Wounded Earth: poem and photograph

The late great C.K. Williams thinks through the suffering of the earth — whose suffering is it really? Is it as I suspect not that rare for you to be wounded ravaged stripped of so much of what you wore with seeming pride your seething glittering oceans your forests nothing new for you meteors cometsContinue reading “Wounded Earth: poem and photograph”

What put Trump over the top?

According to The Economist it was the sick. ….even after controlling for race, education, age, sex, income, marital status, immigration and employment, these figures remain highly statistically significant. Holding all other factors constant—including the share of non-college whites—the better physical shape a county’s residents are in, the worse Mr Trump did relative to Mr Romney.Continue reading “What put Trump over the top?”

ON THE BRINK: SoCal faces dire, drier future

Here’s a story I spent a month or so reporting over the summer for the Ventura County Reporter: What the science is saying about the prospects for drought this century in Southern California ON THE BRINK: Southern California faces dire, drier future I’d like to dedicate this story to the late great climatologist Kelly Redmond,Continue reading “ON THE BRINK: SoCal faces dire, drier future”

A country Nirvana song via Sturgill Simpson

NPR and Rolling Stone today both note the arrival of new country star Sturgill Simpson’s version of Nirvana’s “In Bloom.” The second song on the epochal Nevermind album, universally agreed to be the band’s masterpiece, and as well Country Love’s fave song on the record, Sturgill completely upends it. Sez me. The Nirvana version isContinue reading “A country Nirvana song via Sturgill Simpson”

Rockefeller charity calls Exxon “morally reprehensible,” disinvests

Today a fifty-year-old charity founded by the descendants of John Rockefeller, of Standard Oil wealth, disinvested their funds from Exxon Mobil and accused the company of misleading the public to enable the company to damage the climate. In a statement the Rockefeller Family Fund called the company morally reprehensible and said: “Evidence appears to suggest that theContinue reading “Rockefeller charity calls Exxon “morally reprehensible,” disinvests”

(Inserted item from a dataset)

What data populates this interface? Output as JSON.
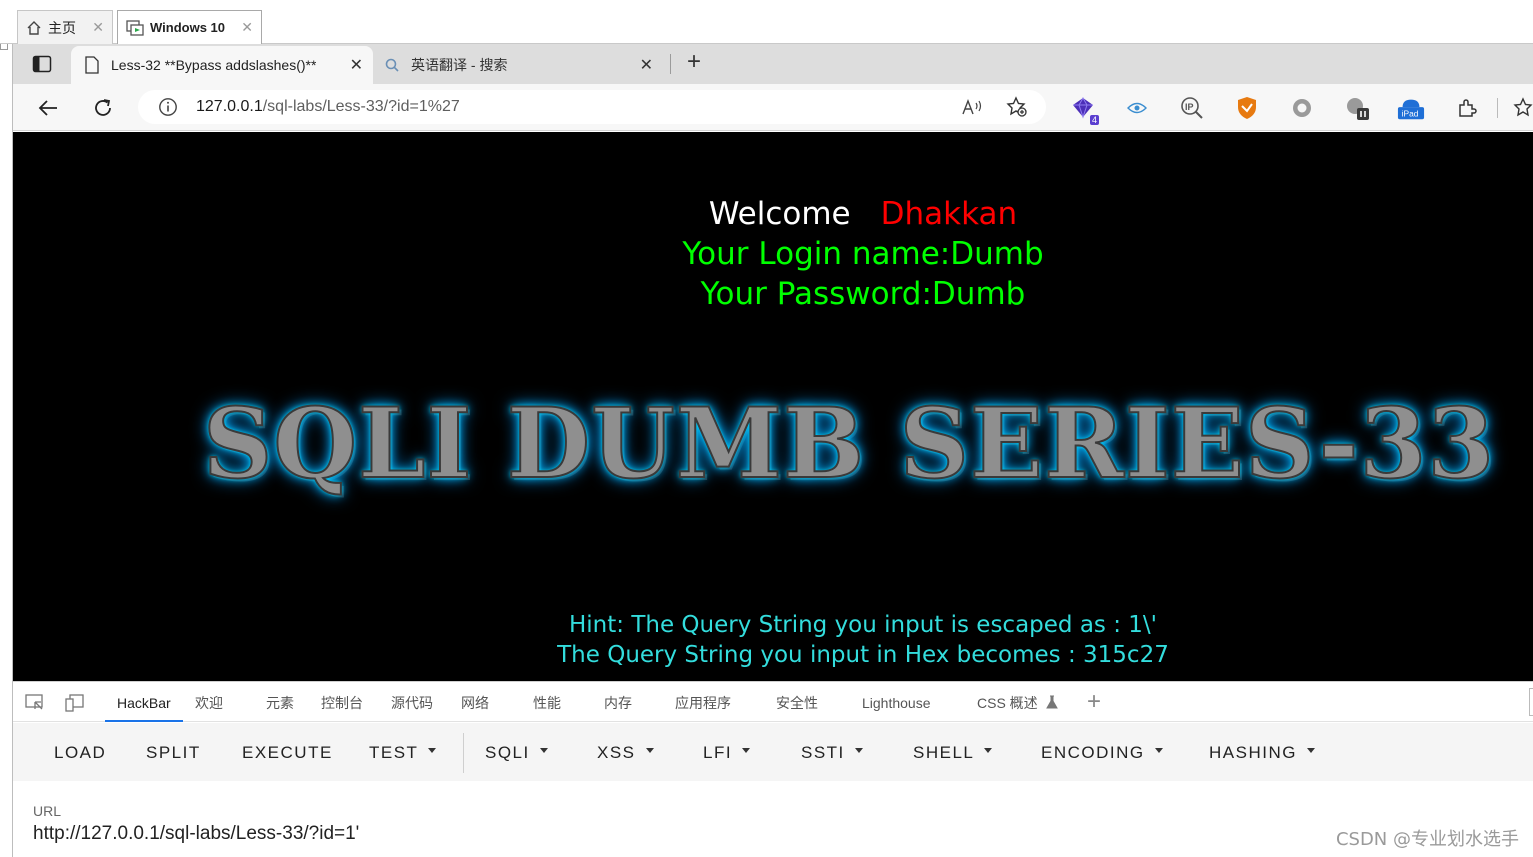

When will we start to see ice sheet disintegration?

James Hansen has published hundreds of scientific papers in his long and distinguished career as “the father of climate change awareness,” as described in The Guardian. With a team he published another one this morning, but this one is different. For one, although Hansen organized the effort, he is one of a team of 18 expertsContinue reading “When will we start to see ice sheet disintegration?”

Thinking about wildness in CA: Daniel Duane

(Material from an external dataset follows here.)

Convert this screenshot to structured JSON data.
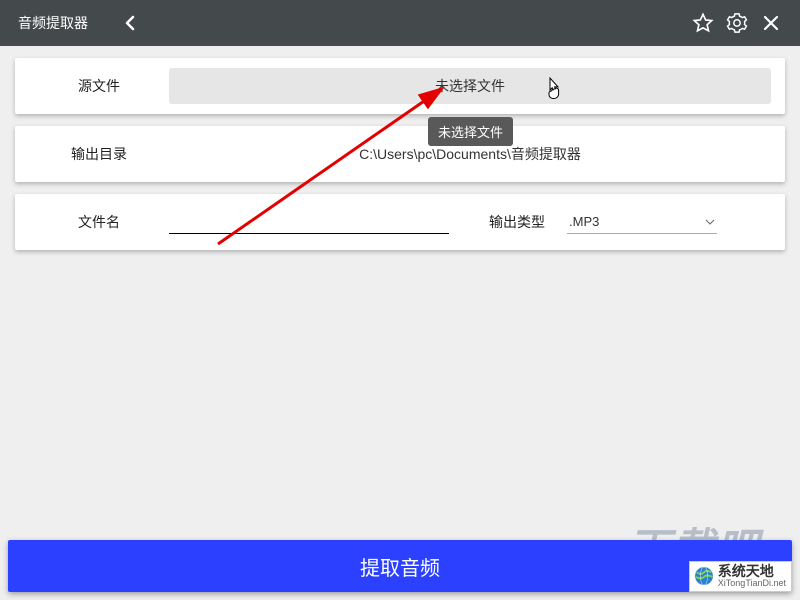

Daniel Duane first came across my media screen last summer with a spectacular essay in the NYTimes Sunday Review — My Dark California Dream — in which he thought through some of the problems that have hit California lately, from wildfire to drought to traffic to the devastation of sea life off our shores. ButContinue reading “Thinking about wildness in CA: Daniel Duane”

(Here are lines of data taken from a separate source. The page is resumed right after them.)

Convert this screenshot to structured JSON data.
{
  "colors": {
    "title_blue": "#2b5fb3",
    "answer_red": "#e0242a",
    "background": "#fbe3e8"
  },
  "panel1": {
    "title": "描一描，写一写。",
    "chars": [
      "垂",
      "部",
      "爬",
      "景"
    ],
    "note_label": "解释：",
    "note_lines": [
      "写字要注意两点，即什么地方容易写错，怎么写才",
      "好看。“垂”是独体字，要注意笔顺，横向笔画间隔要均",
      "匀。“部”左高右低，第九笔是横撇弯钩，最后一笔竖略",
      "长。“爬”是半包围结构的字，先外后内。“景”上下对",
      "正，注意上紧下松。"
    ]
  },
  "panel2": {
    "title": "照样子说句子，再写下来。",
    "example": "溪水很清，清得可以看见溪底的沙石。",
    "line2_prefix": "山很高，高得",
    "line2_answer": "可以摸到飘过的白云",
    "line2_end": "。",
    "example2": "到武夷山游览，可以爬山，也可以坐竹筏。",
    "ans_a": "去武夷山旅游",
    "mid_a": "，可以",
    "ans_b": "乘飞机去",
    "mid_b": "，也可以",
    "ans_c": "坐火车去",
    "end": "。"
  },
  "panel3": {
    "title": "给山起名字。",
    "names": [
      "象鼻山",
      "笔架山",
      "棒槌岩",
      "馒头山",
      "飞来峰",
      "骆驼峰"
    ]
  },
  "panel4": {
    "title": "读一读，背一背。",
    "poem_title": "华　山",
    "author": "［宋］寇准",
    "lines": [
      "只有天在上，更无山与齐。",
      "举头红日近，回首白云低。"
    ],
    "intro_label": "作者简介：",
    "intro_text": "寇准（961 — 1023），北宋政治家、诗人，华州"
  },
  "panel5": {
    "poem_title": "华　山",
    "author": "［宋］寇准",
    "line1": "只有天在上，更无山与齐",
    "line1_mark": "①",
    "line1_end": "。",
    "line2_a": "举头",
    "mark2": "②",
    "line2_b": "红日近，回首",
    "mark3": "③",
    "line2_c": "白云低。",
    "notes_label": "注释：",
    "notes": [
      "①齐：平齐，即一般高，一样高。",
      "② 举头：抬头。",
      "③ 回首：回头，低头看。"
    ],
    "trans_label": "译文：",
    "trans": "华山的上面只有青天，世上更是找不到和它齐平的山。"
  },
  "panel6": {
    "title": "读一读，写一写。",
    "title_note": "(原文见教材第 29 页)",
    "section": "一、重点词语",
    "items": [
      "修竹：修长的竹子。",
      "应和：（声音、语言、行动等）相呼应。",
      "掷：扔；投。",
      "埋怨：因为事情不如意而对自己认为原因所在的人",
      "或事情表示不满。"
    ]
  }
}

Drought hits city trees too (not just wild forests)

Another excellent story from the Washington Post, on a problem — the fate of urban trees — that seems not as well studied as that of wild forests. BERKELEY, Calif. — Everywhere he goes, Anthony Ambrose sees the dead and dying. They haunt this city’s streets, the browning yards of stylish homes, the scenic groundsContinue reading “Drought hits city trees too (not just wild forests)”